» Task statement
Every record below needs to be written out exactly, apart from the pictures.

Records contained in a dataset
--- START ---

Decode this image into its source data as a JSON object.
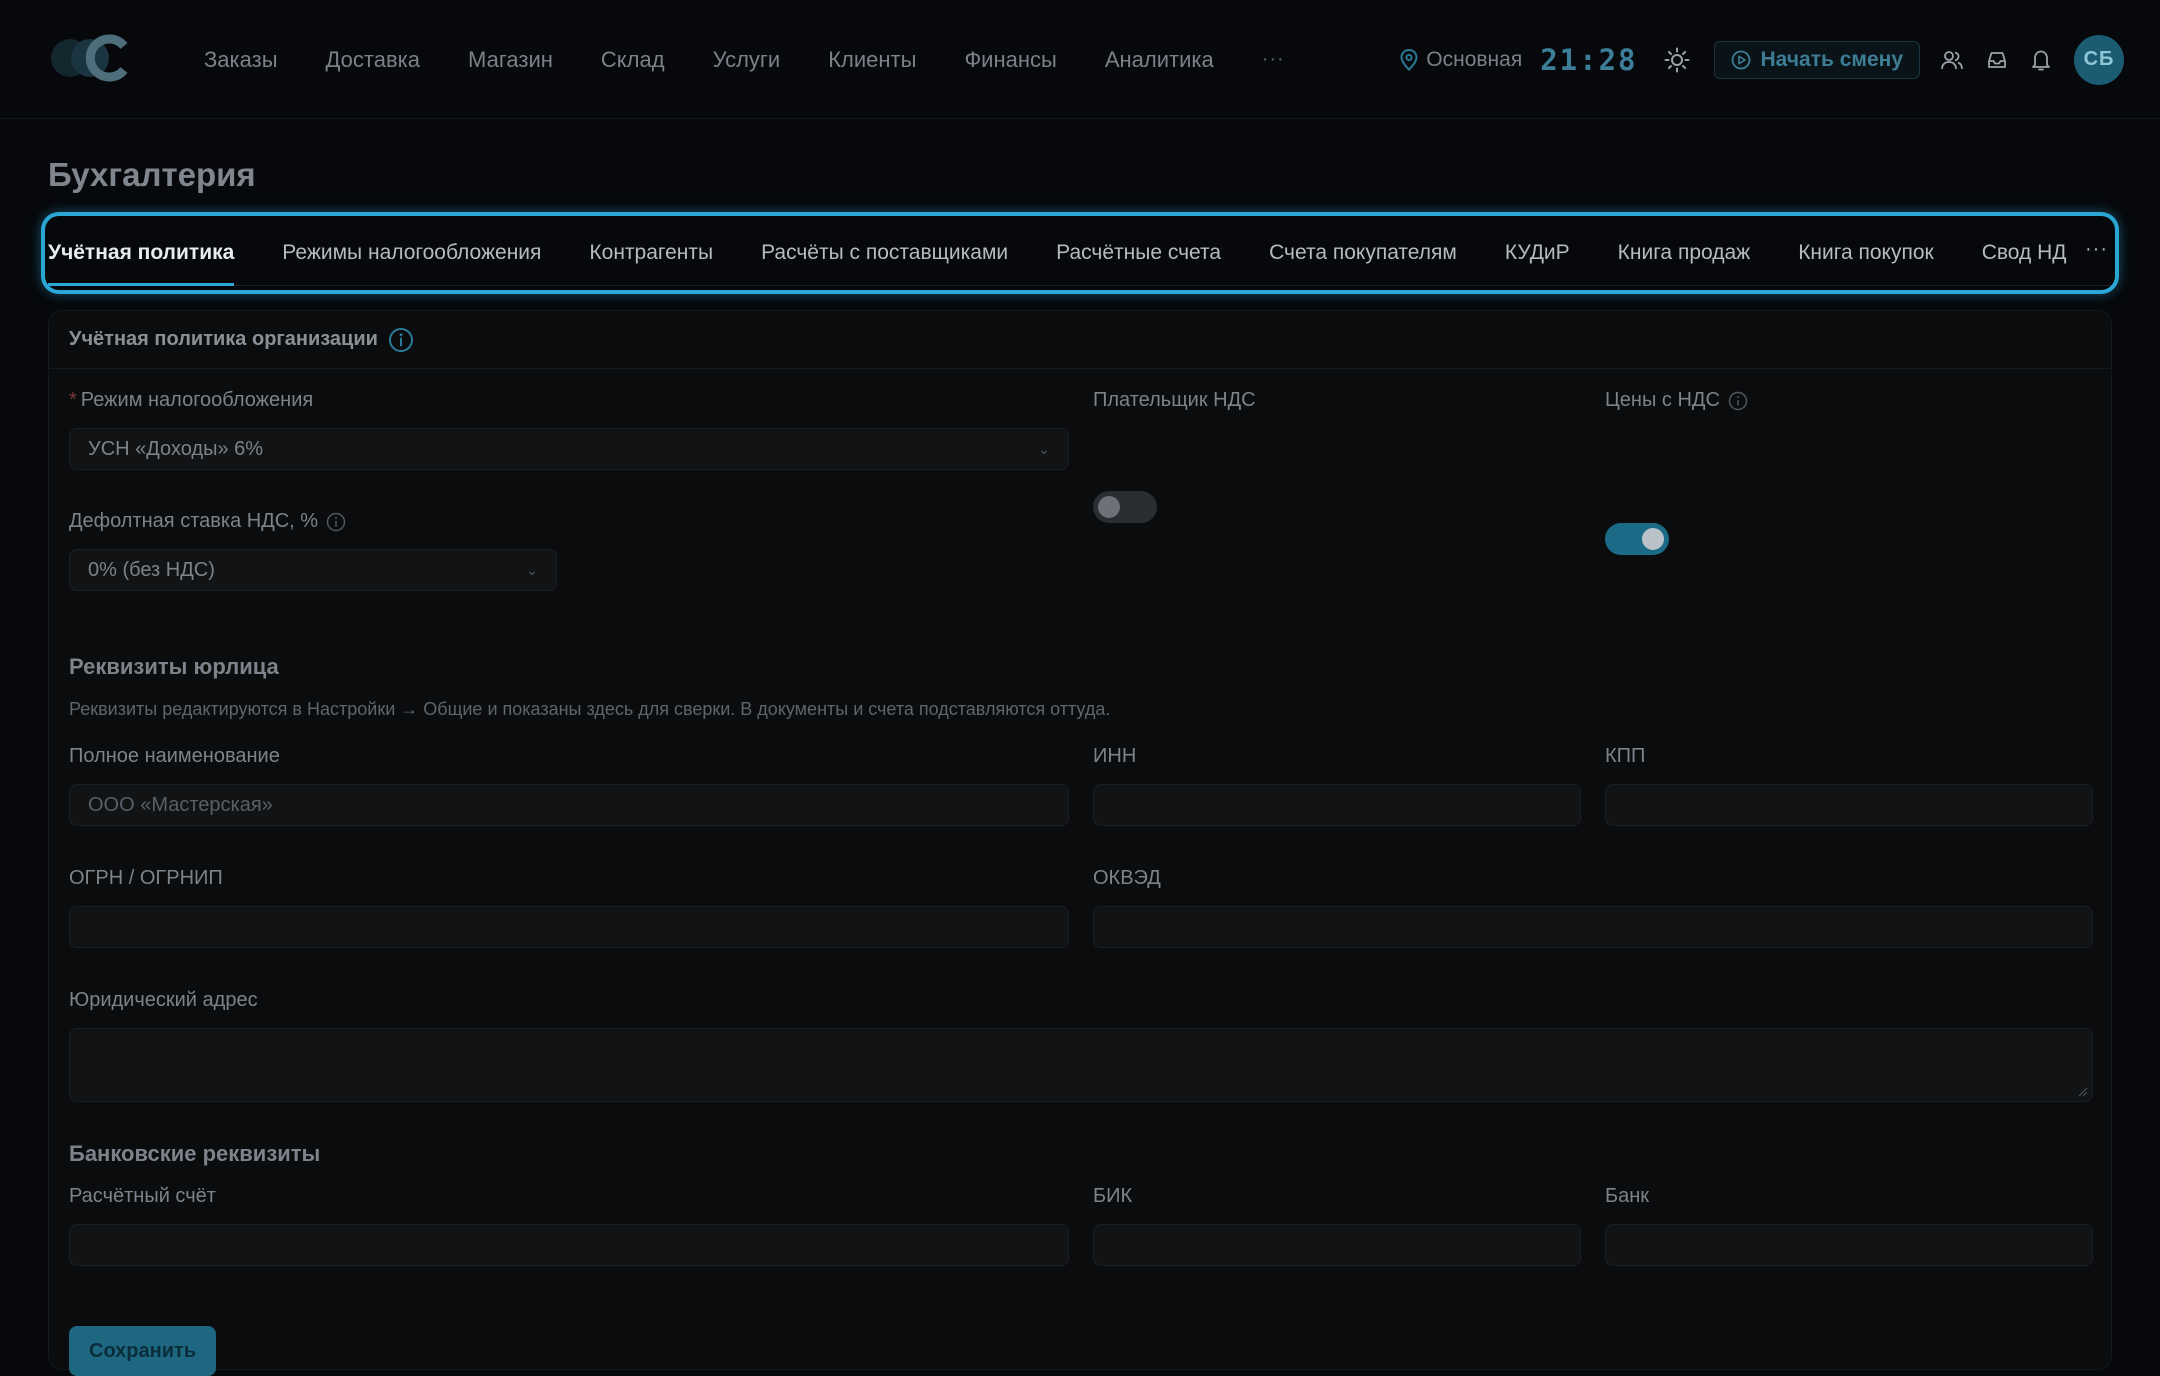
{
  "nav": {
    "items": [
      "Заказы",
      "Доставка",
      "Магазин",
      "Склад",
      "Услуги",
      "Клиенты",
      "Финансы",
      "Аналитика"
    ],
    "more": "···"
  },
  "topbar": {
    "location": "Основная",
    "clock": "21:28",
    "start_shift": "Начать смену",
    "avatar_initials": "СБ",
    "accent_color": "#2aa7d4"
  },
  "page": {
    "title": "Бухгалтерия"
  },
  "tabs": {
    "items": [
      "Учётная политика",
      "Режимы налогообложения",
      "Контрагенты",
      "Расчёты с поставщиками",
      "Расчётные счета",
      "Счета покупателям",
      "КУДиР",
      "Книга продаж",
      "Книга покупок",
      "Свод НД"
    ],
    "active": "Учётная политика",
    "more": "···"
  },
  "policy": {
    "card_title": "Учётная политика организации",
    "tax_mode_label": "Режим налогообложения",
    "tax_mode_required": "*",
    "tax_mode_value": "УСН «Доходы» 6%",
    "vat_payer_label": "Плательщик НДС",
    "vat_payer_on": false,
    "prices_with_vat_label": "Цены с НДС",
    "prices_with_vat_on": true,
    "default_vat_label": "Дефолтная ставка НДС, %",
    "default_vat_value": "0% (без НДС)"
  },
  "legal": {
    "title": "Реквизиты юрлица",
    "hint": "Реквизиты редактируются в Настройки → Общие и показаны здесь для сверки. В документы и счета подставляются оттуда.",
    "full_name_label": "Полное наименование",
    "full_name_value": "ООО «Мастерская»",
    "inn_label": "ИНН",
    "kpp_label": "КПП",
    "ogrn_label": "ОГРН / ОГРНИП",
    "okved_label": "ОКВЭД",
    "address_label": "Юридический адрес"
  },
  "bank": {
    "title": "Банковские реквизиты",
    "account_label": "Расчётный счёт",
    "bik_label": "БИК",
    "bank_label": "Банк"
  },
  "actions": {
    "save_label": "Сохранить"
  }
}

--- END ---

» Task solution
Decode this image into its source data as a JSON object.
{
  "nav": {
    "items": [
      "Заказы",
      "Доставка",
      "Магазин",
      "Склад",
      "Услуги",
      "Клиенты",
      "Финансы",
      "Аналитика"
    ],
    "more": "···"
  },
  "topbar": {
    "location": "Основная",
    "clock": "21:28",
    "start_shift": "Начать смену",
    "avatar_initials": "СБ",
    "accent_color": "#2aa7d4"
  },
  "page": {
    "title": "Бухгалтерия"
  },
  "tabs": {
    "items": [
      "Учётная политика",
      "Режимы налогообложения",
      "Контрагенты",
      "Расчёты с поставщиками",
      "Расчётные счета",
      "Счета покупателям",
      "КУДиР",
      "Книга продаж",
      "Книга покупок",
      "Свод НД"
    ],
    "active": "Учётная политика",
    "more": "···"
  },
  "policy": {
    "card_title": "Учётная политика организации",
    "tax_mode_label": "Режим налогообложения",
    "tax_mode_required": "*",
    "tax_mode_value": "УСН «Доходы» 6%",
    "vat_payer_label": "Плательщик НДС",
    "vat_payer_on": false,
    "prices_with_vat_label": "Цены с НДС",
    "prices_with_vat_on": true,
    "default_vat_label": "Дефолтная ставка НДС, %",
    "default_vat_value": "0% (без НДС)"
  },
  "legal": {
    "title": "Реквизиты юрлица",
    "hint": "Реквизиты редактируются в Настройки → Общие и показаны здесь для сверки. В документы и счета подставляются оттуда.",
    "full_name_label": "Полное наименование",
    "full_name_value": "ООО «Мастерская»",
    "inn_label": "ИНН",
    "kpp_label": "КПП",
    "ogrn_label": "ОГРН / ОГРНИП",
    "okved_label": "ОКВЭД",
    "address_label": "Юридический адрес"
  },
  "bank": {
    "title": "Банковские реквизиты",
    "account_label": "Расчётный счёт",
    "bik_label": "БИК",
    "bank_label": "Банк"
  },
  "actions": {
    "save_label": "Сохранить"
  }
}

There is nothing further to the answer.